(Records from a dataset)
----------------------------------------
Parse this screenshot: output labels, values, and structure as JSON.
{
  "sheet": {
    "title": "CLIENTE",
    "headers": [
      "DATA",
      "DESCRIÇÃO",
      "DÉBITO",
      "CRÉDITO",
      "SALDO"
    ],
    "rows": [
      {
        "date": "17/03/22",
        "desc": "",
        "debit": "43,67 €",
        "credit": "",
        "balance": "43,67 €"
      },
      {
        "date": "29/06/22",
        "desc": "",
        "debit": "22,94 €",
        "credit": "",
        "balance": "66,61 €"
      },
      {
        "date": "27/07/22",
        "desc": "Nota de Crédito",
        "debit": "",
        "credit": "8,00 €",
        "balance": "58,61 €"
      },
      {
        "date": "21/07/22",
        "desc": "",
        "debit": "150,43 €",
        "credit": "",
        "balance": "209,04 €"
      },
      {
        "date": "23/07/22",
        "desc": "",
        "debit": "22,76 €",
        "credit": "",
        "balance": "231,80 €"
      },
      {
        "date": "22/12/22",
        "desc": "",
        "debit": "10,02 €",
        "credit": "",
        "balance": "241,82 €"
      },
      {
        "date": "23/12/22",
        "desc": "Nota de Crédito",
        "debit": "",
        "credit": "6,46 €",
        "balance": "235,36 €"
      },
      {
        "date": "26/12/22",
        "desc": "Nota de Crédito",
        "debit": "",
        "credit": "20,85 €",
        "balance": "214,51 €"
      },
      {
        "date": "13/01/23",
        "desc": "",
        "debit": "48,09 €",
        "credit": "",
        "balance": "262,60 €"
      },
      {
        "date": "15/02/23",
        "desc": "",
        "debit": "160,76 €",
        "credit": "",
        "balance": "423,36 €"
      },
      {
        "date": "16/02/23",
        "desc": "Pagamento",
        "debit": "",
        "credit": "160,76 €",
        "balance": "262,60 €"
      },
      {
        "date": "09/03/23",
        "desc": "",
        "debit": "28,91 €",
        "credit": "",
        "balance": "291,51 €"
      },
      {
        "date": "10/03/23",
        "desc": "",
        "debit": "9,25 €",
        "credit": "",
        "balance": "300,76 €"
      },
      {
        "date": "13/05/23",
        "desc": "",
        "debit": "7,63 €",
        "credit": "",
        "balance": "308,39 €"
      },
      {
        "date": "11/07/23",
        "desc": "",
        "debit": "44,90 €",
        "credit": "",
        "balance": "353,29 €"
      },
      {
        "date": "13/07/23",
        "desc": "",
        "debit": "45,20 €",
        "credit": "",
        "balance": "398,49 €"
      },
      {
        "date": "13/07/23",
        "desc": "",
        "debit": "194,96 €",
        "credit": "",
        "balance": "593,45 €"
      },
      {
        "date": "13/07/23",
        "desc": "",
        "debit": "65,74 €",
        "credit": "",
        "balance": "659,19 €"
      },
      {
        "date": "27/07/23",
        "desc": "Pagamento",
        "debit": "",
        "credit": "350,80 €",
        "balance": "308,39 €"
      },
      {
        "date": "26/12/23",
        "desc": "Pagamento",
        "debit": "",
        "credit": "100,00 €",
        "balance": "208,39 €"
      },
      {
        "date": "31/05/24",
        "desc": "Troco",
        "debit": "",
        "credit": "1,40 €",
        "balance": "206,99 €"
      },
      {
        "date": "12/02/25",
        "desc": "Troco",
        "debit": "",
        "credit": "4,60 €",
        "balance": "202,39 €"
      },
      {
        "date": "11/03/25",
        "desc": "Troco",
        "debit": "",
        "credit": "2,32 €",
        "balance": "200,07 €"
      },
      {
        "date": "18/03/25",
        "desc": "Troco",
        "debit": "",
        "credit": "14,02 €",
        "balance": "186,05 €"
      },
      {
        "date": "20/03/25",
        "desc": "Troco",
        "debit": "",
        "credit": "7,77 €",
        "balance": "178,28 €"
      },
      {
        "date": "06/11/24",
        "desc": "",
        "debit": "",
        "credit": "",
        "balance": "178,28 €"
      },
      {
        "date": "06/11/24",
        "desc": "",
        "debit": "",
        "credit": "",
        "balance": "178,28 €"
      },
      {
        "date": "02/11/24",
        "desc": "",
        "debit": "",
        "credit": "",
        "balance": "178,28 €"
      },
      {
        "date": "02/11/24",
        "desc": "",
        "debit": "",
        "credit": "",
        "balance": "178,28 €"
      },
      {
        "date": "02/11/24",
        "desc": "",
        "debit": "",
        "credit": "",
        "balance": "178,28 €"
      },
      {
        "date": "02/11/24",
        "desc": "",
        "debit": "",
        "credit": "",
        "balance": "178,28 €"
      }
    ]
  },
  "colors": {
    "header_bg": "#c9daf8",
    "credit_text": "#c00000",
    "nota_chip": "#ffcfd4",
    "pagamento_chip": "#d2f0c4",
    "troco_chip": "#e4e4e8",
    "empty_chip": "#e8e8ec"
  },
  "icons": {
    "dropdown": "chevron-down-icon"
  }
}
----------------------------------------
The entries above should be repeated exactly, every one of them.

Parse this screenshot: output labels, values, and structure as JSON.
{
  "sheet": {
    "title": "CLIENTE",
    "headers": [
      "DATA",
      "DESCRIÇÃO",
      "DÉBITO",
      "CRÉDITO",
      "SALDO"
    ],
    "rows": [
      {
        "date": "17/03/22",
        "desc": "",
        "debit": "43,67 €",
        "credit": "",
        "balance": "43,67 €"
      },
      {
        "date": "29/06/22",
        "desc": "",
        "debit": "22,94 €",
        "credit": "",
        "balance": "66,61 €"
      },
      {
        "date": "27/07/22",
        "desc": "Nota de Crédito",
        "debit": "",
        "credit": "8,00 €",
        "balance": "58,61 €"
      },
      {
        "date": "21/07/22",
        "desc": "",
        "debit": "150,43 €",
        "credit": "",
        "balance": "209,04 €"
      },
      {
        "date": "23/07/22",
        "desc": "",
        "debit": "22,76 €",
        "credit": "",
        "balance": "231,80 €"
      },
      {
        "date": "22/12/22",
        "desc": "",
        "debit": "10,02 €",
        "credit": "",
        "balance": "241,82 €"
      },
      {
        "date": "23/12/22",
        "desc": "Nota de Crédito",
        "debit": "",
        "credit": "6,46 €",
        "balance": "235,36 €"
      },
      {
        "date": "26/12/22",
        "desc": "Nota de Crédito",
        "debit": "",
        "credit": "20,85 €",
        "balance": "214,51 €"
      },
      {
        "date": "13/01/23",
        "desc": "",
        "debit": "48,09 €",
        "credit": "",
        "balance": "262,60 €"
      },
      {
        "date": "15/02/23",
        "desc": "",
        "debit": "160,76 €",
        "credit": "",
        "balance": "423,36 €"
      },
      {
        "date": "16/02/23",
        "desc": "Pagamento",
        "debit": "",
        "credit": "160,76 €",
        "balance": "262,60 €"
      },
      {
        "date": "09/03/23",
        "desc": "",
        "debit": "28,91 €",
        "credit": "",
        "balance": "291,51 €"
      },
      {
        "date": "10/03/23",
        "desc": "",
        "debit": "9,25 €",
        "credit": "",
        "balance": "300,76 €"
      },
      {
        "date": "13/05/23",
        "desc": "",
        "debit": "7,63 €",
        "credit": "",
        "balance": "308,39 €"
      },
      {
        "date": "11/07/23",
        "desc": "",
        "debit": "44,90 €",
        "credit": "",
        "balance": "353,29 €"
      },
      {
        "date": "13/07/23",
        "desc": "",
        "debit": "45,20 €",
        "credit": "",
        "balance": "398,49 €"
      },
      {
        "date": "13/07/23",
        "desc": "",
        "debit": "194,96 €",
        "credit": "",
        "balance": "593,45 €"
      },
      {
        "date": "13/07/23",
        "desc": "",
        "debit": "65,74 €",
        "credit": "",
        "balance": "659,19 €"
      },
      {
        "date": "27/07/23",
        "desc": "Pagamento",
        "debit": "",
        "credit": "350,80 €",
        "balance": "308,39 €"
      },
      {
        "date": "26/12/23",
        "desc": "Pagamento",
        "debit": "",
        "credit": "100,00 €",
        "balance": "208,39 €"
      },
      {
        "date": "31/05/24",
        "desc": "Troco",
        "debit": "",
        "credit": "1,40 €",
        "balance": "206,99 €"
      },
      {
        "date": "12/02/25",
        "desc": "Troco",
        "debit": "",
        "credit": "4,60 €",
        "balance": "202,39 €"
      },
      {
        "date": "11/03/25",
        "desc": "Troco",
        "debit": "",
        "credit": "2,32 €",
        "balance": "200,07 €"
      },
      {
        "date": "18/03/25",
        "desc": "Troco",
        "debit": "",
        "credit": "14,02 €",
        "balance": "186,05 €"
      },
      {
        "date": "20/03/25",
        "desc": "Troco",
        "debit": "",
        "credit": "7,77 €",
        "balance": "178,28 €"
      },
      {
        "date": "06/11/24",
        "desc": "",
        "debit": "",
        "credit": "",
        "balance": "178,28 €"
      },
      {
        "date": "06/11/24",
        "desc": "",
        "debit": "",
        "credit": "",
        "balance": "178,28 €"
      },
      {
        "date": "02/11/24",
        "desc": "",
        "debit": "",
        "credit": "",
        "balance": "178,28 €"
      },
      {
        "date": "02/11/24",
        "desc": "",
        "debit": "",
        "credit": "",
        "balance": "178,28 €"
      },
      {
        "date": "02/11/24",
        "desc": "",
        "debit": "",
        "credit": "",
        "balance": "178,28 €"
      },
      {
        "date": "02/11/24",
        "desc": "",
        "debit": "",
        "credit": "",
        "balance": "178,28 €"
      }
    ]
  },
  "colors": {
    "header_bg": "#c9daf8",
    "credit_text": "#c00000",
    "nota_chip": "#ffcfd4",
    "pagamento_chip": "#d2f0c4",
    "troco_chip": "#e4e4e8",
    "empty_chip": "#e8e8ec"
  },
  "icons": {
    "dropdown": "chevron-down-icon"
  }
}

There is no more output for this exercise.